10/29/2021Darknet News, Europe

Two prison sentences and three terms of imprisonment. That was the verdict of the Ostrava District Court in the case of a five-member group whose members are charged with trafficking ecstasy in music clubs. According to the files, the organizer bought the drugs through a hidden darknet network on the Internet.

The group’s leader, Michal H., 30, from the Lhotka district of Ostrava, is expected to spend five and a half years behind bars and also lose money from the sale of a Volkswagen Passat and a four-wheeler he bought with the proceeds from the drug deals.

His accomplice Adam B. will be sentenced to four years in prison and will also lose the proceeds from the sale of part of his property. The other three defendants got off with suspended sentences, and two of them have to pay a fine of CZK 100,000.
While the men sentenced to unconditional terms kept the deadline for a possible appeal, the young men with suspended sentences accepted their sentences.
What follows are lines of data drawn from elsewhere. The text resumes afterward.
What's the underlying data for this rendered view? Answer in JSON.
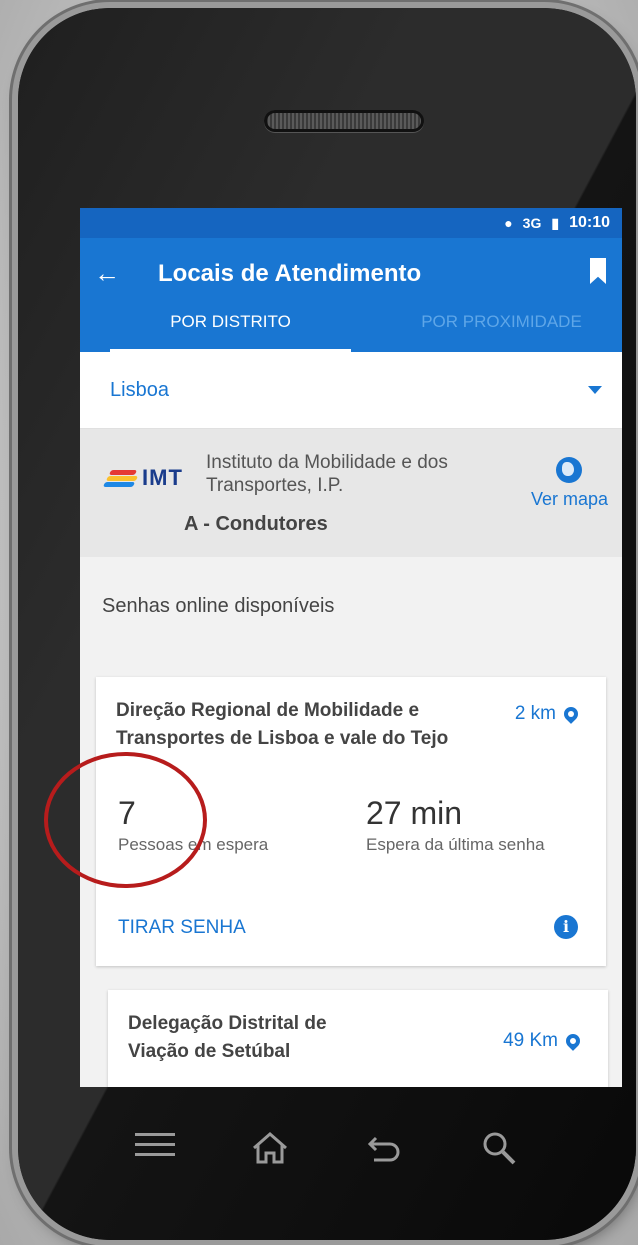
{
  "status_bar": {
    "network": "3G",
    "time": "10:10"
  },
  "header": {
    "title": "Locais de Atendimento"
  },
  "tabs": [
    {
      "label": "POR DISTRITO",
      "active": true
    },
    {
      "label": "POR PROXIMIDADE",
      "active": false
    }
  ],
  "district_select": {
    "value": "Lisboa"
  },
  "organization": {
    "logo_text": "IMT",
    "name": "Instituto da Mobilidade e dos Transportes, I.P.",
    "section": "A - Condutores",
    "map_label": "Ver mapa"
  },
  "section_title": "Senhas online disponíveis",
  "locations": [
    {
      "title": "Direção Regional de Mobilidade e Transportes de Lisboa e vale do Tejo",
      "distance": "2 km",
      "waiting_count": "7",
      "waiting_label": "Pessoas em espera",
      "last_wait": "27 min",
      "last_wait_label": "Espera da última senha",
      "action": "TIRAR SENHA"
    },
    {
      "title": "Delegação Distrital de Viação de Setúbal",
      "distance": "49 Km"
    }
  ],
  "colors": {
    "primary": "#1976d2",
    "highlight_circle": "#b71c1c"
  }
}
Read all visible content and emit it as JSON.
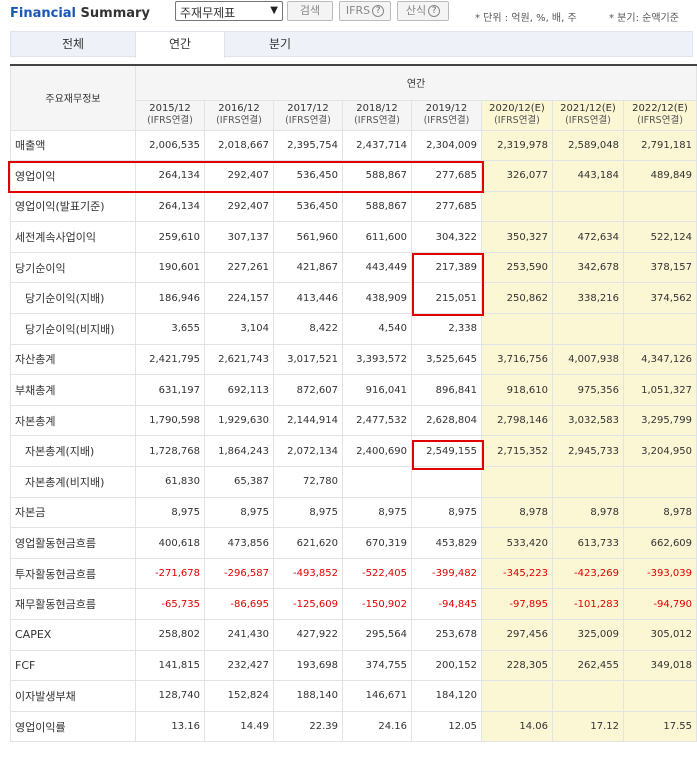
{
  "header": {
    "title_part1": "Financial",
    "title_part2": "Summary",
    "select_value": "주재무제표",
    "search_button": "검색",
    "ifrs_button": "IFRS",
    "sansik_button": "산식",
    "unit_note": "* 단위 : 억원, %, 배, 주",
    "basis_note": "* 분기: 순액기준"
  },
  "tabs": [
    "전체",
    "연간",
    "분기"
  ],
  "active_tab": 1,
  "table": {
    "row_header_label": "주요재무정보",
    "group_header": "연간",
    "columns": [
      {
        "period": "2015/12",
        "basis": "(IFRS연결)",
        "estimate": false
      },
      {
        "period": "2016/12",
        "basis": "(IFRS연결)",
        "estimate": false
      },
      {
        "period": "2017/12",
        "basis": "(IFRS연결)",
        "estimate": false
      },
      {
        "period": "2018/12",
        "basis": "(IFRS연결)",
        "estimate": false
      },
      {
        "period": "2019/12",
        "basis": "(IFRS연결)",
        "estimate": false
      },
      {
        "period": "2020/12(E)",
        "basis": "(IFRS연결)",
        "estimate": true
      },
      {
        "period": "2021/12(E)",
        "basis": "(IFRS연결)",
        "estimate": true
      },
      {
        "period": "2022/12(E)",
        "basis": "(IFRS연결)",
        "estimate": true
      }
    ],
    "rows": [
      {
        "label": "매출액",
        "indent": false,
        "values": [
          "2,006,535",
          "2,018,667",
          "2,395,754",
          "2,437,714",
          "2,304,009",
          "2,319,978",
          "2,589,048",
          "2,791,181"
        ]
      },
      {
        "label": "영업이익",
        "indent": false,
        "values": [
          "264,134",
          "292,407",
          "536,450",
          "588,867",
          "277,685",
          "326,077",
          "443,184",
          "489,849"
        ]
      },
      {
        "label": "영업이익(발표기준)",
        "indent": false,
        "values": [
          "264,134",
          "292,407",
          "536,450",
          "588,867",
          "277,685",
          "",
          "",
          ""
        ]
      },
      {
        "label": "세전계속사업이익",
        "indent": false,
        "values": [
          "259,610",
          "307,137",
          "561,960",
          "611,600",
          "304,322",
          "350,327",
          "472,634",
          "522,124"
        ]
      },
      {
        "label": "당기순이익",
        "indent": false,
        "values": [
          "190,601",
          "227,261",
          "421,867",
          "443,449",
          "217,389",
          "253,590",
          "342,678",
          "378,157"
        ]
      },
      {
        "label": "당기순이익(지배)",
        "indent": true,
        "values": [
          "186,946",
          "224,157",
          "413,446",
          "438,909",
          "215,051",
          "250,862",
          "338,216",
          "374,562"
        ]
      },
      {
        "label": "당기순이익(비지배)",
        "indent": true,
        "values": [
          "3,655",
          "3,104",
          "8,422",
          "4,540",
          "2,338",
          "",
          "",
          ""
        ]
      },
      {
        "label": "자산총계",
        "indent": false,
        "values": [
          "2,421,795",
          "2,621,743",
          "3,017,521",
          "3,393,572",
          "3,525,645",
          "3,716,756",
          "4,007,938",
          "4,347,126"
        ]
      },
      {
        "label": "부채총계",
        "indent": false,
        "values": [
          "631,197",
          "692,113",
          "872,607",
          "916,041",
          "896,841",
          "918,610",
          "975,356",
          "1,051,327"
        ]
      },
      {
        "label": "자본총계",
        "indent": false,
        "values": [
          "1,790,598",
          "1,929,630",
          "2,144,914",
          "2,477,532",
          "2,628,804",
          "2,798,146",
          "3,032,583",
          "3,295,799"
        ]
      },
      {
        "label": "자본총계(지배)",
        "indent": true,
        "values": [
          "1,728,768",
          "1,864,243",
          "2,072,134",
          "2,400,690",
          "2,549,155",
          "2,715,352",
          "2,945,733",
          "3,204,950"
        ]
      },
      {
        "label": "자본총계(비지배)",
        "indent": true,
        "values": [
          "61,830",
          "65,387",
          "72,780",
          "",
          "",
          "",
          "",
          ""
        ]
      },
      {
        "label": "자본금",
        "indent": false,
        "values": [
          "8,975",
          "8,975",
          "8,975",
          "8,975",
          "8,975",
          "8,978",
          "8,978",
          "8,978"
        ]
      },
      {
        "label": "영업활동현금흐름",
        "indent": false,
        "values": [
          "400,618",
          "473,856",
          "621,620",
          "670,319",
          "453,829",
          "533,420",
          "613,733",
          "662,609"
        ]
      },
      {
        "label": "투자활동현금흐름",
        "indent": false,
        "values": [
          "-271,678",
          "-296,587",
          "-493,852",
          "-522,405",
          "-399,482",
          "-345,223",
          "-423,269",
          "-393,039"
        ]
      },
      {
        "label": "재무활동현금흐름",
        "indent": false,
        "values": [
          "-65,735",
          "-86,695",
          "-125,609",
          "-150,902",
          "-94,845",
          "-97,895",
          "-101,283",
          "-94,790"
        ]
      },
      {
        "label": "CAPEX",
        "indent": false,
        "values": [
          "258,802",
          "241,430",
          "427,922",
          "295,564",
          "253,678",
          "297,456",
          "325,009",
          "305,012"
        ]
      },
      {
        "label": "FCF",
        "indent": false,
        "values": [
          "141,815",
          "232,427",
          "193,698",
          "374,755",
          "200,152",
          "228,305",
          "262,455",
          "349,018"
        ]
      },
      {
        "label": "이자발생부채",
        "indent": false,
        "values": [
          "128,740",
          "152,824",
          "188,140",
          "146,671",
          "184,120",
          "",
          "",
          ""
        ]
      },
      {
        "label": "영업이익률",
        "indent": false,
        "values": [
          "13.16",
          "14.49",
          "22.39",
          "24.16",
          "12.05",
          "14.06",
          "17.12",
          "17.55"
        ]
      }
    ]
  },
  "colors": {
    "title_blue": "#1a56b8",
    "highlight_red": "#e00000",
    "negative_red": "#e00000",
    "estimate_bg": "#fbf6d3"
  }
}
Prosecutor Michal Togner also retained the deadline for appeals, in addition to a condition for the remaining sentences. “I have a bit of a problem with the fact that the better the police work, the lower the sentences,” he said after the trial.

He was referring to the fact that while the defendants had confessed and pleaded guilty, which shortened the trial, they did so only after it was clear that the police evidence was completely conclusive. Thanks to the confessions, however, the sentences were far less than those for the crimes charged.

According to the files, the main defendant bought about 20 000 tablets of the drug Ecstasy over several years through the hidden Internet network Darknet. There is a special access to it, and on its illegal marketplaces are also sold, for example, weapons and drugs.

The defendant paid with Bitcoins and had shipments of 50 to 500 tablets delivered to his address by the Czech Post. With other accomplices, he then sold ecstasy to his friends and other interested parties, for example in a music club on Stodolní Street in Ostrava. He earned almost 700,000 crowns.
At the same time, he set up a cannabis cultivation facility in his basement and also sold dried marijuana.

Police officers got onto his trail after discovering drug traffickers on the darknet in Brno and Prague. The arrested offenders kept records of sales on their computers and listed him as one of their biggest customers. Postal delivery certificates of packages addressed to his address were also clear.

That’s how investigators got on the defendant’s trail long after he had given up drug dealing. Then he repented in court and referred to his family. He claimed he had quit drugs himself and was very sorry.

The court took his remorse and confession into account as it assumed eight to 12 years in prison, while the prosecutor had originally proposed nine years with no conditions.

“In addition to the guilty plea, we also took into account the defendant’s unpunished past. Given the magnitude of the crime, the condition was not an option,” the judge said. The main defendant’s remorse was partially undermined by the fact that he kept the cannabis cultivation facility even after it was closed.

The judge justified the fines of 100,000 crowns for the two convicts on probation as a way for them to feel the punishment in other ways. “So that they don’t feel that nothing has happened, that nothing is happening,” he explained.